_INPUT FOR THIS TASK_

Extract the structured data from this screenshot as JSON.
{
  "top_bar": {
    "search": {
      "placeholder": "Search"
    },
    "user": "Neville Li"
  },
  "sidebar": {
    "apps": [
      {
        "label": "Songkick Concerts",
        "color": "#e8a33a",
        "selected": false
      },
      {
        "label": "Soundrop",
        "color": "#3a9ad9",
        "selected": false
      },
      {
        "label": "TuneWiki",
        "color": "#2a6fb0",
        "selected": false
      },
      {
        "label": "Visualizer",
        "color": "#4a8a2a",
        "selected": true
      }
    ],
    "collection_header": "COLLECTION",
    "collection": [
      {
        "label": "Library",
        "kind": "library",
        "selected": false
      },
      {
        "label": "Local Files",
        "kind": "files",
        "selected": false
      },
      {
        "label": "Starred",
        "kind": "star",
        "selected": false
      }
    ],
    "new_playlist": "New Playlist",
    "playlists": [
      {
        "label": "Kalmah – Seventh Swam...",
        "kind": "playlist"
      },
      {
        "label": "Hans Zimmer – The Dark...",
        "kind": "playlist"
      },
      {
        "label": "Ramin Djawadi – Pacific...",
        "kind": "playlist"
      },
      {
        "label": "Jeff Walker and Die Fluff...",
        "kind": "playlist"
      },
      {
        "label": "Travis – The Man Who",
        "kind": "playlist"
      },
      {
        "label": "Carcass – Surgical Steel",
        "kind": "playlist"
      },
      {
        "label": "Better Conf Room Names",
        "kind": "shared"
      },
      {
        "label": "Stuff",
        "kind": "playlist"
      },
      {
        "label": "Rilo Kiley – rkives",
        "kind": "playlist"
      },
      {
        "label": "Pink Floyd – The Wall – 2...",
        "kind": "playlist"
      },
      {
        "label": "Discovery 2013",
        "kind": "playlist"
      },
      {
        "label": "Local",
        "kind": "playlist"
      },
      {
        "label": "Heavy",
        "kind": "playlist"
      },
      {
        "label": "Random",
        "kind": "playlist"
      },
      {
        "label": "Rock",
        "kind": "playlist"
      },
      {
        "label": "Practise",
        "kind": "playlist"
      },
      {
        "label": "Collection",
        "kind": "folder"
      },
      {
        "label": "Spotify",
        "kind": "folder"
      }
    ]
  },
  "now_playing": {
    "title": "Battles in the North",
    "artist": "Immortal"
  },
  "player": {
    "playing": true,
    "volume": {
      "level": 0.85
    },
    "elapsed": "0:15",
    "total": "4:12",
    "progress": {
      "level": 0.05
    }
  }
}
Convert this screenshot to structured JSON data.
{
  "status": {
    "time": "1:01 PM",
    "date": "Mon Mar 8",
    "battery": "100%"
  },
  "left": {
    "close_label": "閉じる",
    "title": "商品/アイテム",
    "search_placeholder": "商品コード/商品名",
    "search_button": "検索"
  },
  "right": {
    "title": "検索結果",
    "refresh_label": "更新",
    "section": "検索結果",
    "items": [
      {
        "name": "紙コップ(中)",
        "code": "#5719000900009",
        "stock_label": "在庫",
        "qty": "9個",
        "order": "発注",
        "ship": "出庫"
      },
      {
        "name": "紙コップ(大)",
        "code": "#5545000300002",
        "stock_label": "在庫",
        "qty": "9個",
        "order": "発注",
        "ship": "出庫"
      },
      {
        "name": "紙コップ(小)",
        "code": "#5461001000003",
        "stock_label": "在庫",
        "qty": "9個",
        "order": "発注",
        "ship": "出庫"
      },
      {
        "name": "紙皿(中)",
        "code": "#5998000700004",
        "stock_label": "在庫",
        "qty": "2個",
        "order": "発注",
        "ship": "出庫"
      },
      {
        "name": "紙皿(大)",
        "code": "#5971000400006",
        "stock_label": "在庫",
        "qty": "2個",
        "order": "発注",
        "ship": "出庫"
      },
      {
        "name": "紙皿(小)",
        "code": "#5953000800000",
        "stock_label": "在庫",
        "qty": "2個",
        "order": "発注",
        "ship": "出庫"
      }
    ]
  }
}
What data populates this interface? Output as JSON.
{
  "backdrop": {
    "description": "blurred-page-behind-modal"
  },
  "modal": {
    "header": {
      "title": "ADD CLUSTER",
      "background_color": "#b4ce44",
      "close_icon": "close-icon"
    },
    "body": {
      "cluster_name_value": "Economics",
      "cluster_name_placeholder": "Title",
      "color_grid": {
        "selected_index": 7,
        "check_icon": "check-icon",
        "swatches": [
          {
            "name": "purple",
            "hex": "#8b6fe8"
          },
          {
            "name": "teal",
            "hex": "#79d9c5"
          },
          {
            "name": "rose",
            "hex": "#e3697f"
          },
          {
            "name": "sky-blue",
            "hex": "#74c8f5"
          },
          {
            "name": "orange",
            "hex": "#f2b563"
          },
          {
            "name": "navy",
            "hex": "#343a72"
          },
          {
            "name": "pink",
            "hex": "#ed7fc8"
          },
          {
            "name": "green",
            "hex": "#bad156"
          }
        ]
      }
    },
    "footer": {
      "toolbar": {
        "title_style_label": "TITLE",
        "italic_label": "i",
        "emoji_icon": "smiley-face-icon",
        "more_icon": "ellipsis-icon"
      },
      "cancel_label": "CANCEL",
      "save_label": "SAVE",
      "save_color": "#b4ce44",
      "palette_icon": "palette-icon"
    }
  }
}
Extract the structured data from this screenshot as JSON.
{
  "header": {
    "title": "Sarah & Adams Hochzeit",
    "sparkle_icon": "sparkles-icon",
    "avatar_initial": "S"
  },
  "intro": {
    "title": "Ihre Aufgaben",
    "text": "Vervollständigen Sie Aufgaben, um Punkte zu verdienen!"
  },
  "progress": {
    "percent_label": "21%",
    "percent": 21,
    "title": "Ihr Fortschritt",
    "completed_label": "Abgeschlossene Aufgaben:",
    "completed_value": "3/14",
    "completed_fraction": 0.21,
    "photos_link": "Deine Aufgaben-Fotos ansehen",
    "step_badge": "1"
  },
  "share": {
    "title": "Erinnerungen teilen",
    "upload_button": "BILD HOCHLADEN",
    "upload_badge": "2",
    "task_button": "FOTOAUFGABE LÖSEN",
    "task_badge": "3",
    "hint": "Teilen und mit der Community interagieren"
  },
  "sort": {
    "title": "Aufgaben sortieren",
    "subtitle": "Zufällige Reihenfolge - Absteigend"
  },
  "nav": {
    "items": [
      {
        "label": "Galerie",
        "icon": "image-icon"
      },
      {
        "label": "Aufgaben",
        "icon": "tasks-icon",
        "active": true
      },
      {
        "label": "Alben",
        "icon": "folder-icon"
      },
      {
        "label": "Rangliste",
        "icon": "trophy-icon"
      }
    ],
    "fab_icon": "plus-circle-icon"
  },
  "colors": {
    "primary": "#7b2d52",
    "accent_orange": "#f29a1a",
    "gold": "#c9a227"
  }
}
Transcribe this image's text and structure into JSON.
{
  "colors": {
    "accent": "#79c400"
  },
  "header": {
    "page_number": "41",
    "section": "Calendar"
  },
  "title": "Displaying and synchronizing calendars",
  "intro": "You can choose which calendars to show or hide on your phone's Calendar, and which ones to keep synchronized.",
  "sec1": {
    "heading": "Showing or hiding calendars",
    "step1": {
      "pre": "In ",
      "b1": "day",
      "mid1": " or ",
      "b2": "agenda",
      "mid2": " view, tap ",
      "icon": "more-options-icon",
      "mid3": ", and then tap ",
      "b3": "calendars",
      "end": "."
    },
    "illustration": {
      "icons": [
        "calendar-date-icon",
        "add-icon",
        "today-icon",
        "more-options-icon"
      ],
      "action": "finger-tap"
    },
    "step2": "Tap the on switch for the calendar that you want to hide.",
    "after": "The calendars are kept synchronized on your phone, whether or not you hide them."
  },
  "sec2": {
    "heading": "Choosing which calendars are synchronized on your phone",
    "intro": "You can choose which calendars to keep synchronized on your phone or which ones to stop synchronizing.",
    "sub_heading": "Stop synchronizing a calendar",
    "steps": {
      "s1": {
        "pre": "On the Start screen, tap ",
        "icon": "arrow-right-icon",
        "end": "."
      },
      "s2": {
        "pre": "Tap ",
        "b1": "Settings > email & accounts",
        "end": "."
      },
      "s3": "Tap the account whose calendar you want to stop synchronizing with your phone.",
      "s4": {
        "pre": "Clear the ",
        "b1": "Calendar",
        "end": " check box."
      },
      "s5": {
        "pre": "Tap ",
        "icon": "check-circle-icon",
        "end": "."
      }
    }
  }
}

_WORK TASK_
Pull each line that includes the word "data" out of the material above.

_RESPONSE BELOW_
Extract the structured data from this screenshot as JSON.
Convert this screenshot to structured JSON data.
What data populates this interface? Output as JSON.
Extract the structured data from this screenshot as JSON.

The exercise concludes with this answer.